And it of course takes those tangible expressions of generosity in gifts of money and treasure. They are the essential lifeblood of our ministry.

And so in this evening offering of prayers and thanks to God, we give special thanks for all of you whose giving has fueled the essential work of this Cathedral in its ministry to the nation, the diocese, the city, and to the spiritual seekers who come into our life day by day, week by week. And we honor as well the two hundred fifty members of the Cathedral Founders Society, who are supporting the Cathedral through planned gifts that will sustain us in years to come.

As you know, the last year has been one of the most difficult in the Cathedral’s history—a painful time of trimming staff and closing much-loved programs. Weathering the economic storm has demanded the best from all of us.

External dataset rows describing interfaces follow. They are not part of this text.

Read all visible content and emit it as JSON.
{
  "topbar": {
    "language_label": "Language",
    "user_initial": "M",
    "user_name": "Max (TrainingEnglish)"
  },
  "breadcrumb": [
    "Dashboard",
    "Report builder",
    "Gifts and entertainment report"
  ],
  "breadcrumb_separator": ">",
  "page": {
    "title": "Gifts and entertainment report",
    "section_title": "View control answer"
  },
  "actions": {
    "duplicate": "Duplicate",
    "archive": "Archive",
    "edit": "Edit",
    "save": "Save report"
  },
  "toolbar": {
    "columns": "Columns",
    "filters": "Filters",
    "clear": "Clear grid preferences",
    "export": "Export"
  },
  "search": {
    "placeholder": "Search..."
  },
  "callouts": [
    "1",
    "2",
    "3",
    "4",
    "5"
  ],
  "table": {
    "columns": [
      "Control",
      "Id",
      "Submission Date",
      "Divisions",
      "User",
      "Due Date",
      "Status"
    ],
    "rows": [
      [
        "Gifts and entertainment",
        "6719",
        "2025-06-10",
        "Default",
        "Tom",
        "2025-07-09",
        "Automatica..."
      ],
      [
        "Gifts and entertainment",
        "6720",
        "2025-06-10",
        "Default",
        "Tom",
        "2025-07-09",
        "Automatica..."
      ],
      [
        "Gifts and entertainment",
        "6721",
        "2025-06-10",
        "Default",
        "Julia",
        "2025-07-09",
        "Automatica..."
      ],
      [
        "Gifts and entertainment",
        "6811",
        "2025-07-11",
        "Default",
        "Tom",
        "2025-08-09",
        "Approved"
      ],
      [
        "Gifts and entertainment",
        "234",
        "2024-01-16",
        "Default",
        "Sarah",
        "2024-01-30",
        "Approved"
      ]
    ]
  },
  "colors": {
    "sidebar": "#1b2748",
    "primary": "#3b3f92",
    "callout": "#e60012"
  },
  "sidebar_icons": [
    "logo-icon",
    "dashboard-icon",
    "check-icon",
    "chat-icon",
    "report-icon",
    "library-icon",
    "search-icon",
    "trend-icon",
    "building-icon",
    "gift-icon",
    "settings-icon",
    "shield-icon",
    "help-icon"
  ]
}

I want to thank you for the ways that many of you have been to stretch your giving significantly to ensure that the Cathedral remains strong in this difficult time. Because of that, and in spite of expected contraction in some giving in this time, our annual giving actually increased slightly this past year—in a time when most non-profits experienced marked decreases.

Of course our financial challenges going forward are large. Our operating budget has been cut to the point that we are seriously understaffed for the work we are called to do. We now have only four clergy, not nearly enough for the ministry of this place. Important senior staff positions are going unfilled. And of course, there are needs all around us. Our beloved Cathedral building is in constant need of maintenance and repairs. Our music program urgently needs more adequate funding to maintain our remarkable chorister program. The Sunday Forums and our ongoing programs in faith and public life, interfaith dialogue, and reconciliation are all underfunded at the moment.

In short, this is a time of necessary constraint—but our calling as the National Cathedral means that we must move forward.

And so we turn to you, and to what we pray will be an expanding band of givers determined to ensure that the Cathedral remains a compelling witness to God’s love and purposes in the twenty-first century. Especially as we make our way out of this global recession, we count on your commitment and generosity. We cannot be the strong, faithful Cathedral for the nation we were built to be without continuing and expanding.

You know, there is something good about hard, demanding times. They help us to see what matters and what we are most grateful for. This hard time in our country and world is demanding that we keep our focus on these. And I believe that among the things that matter most is a church planted at the heart of this nation in these dangerous times, hovering on the skyline for all to see, its towers pointing like fingers to the God who called this earth, this nation, and you and me into being.

It’s a long journey from please to thank you. I give thanks to God this evening that so many of you have made that journey and are committed to this Cathedral’s ministry. May we continue to work and pray and give together to sustain this Cathedral’s vital work in these troubling, yet grace-filled times.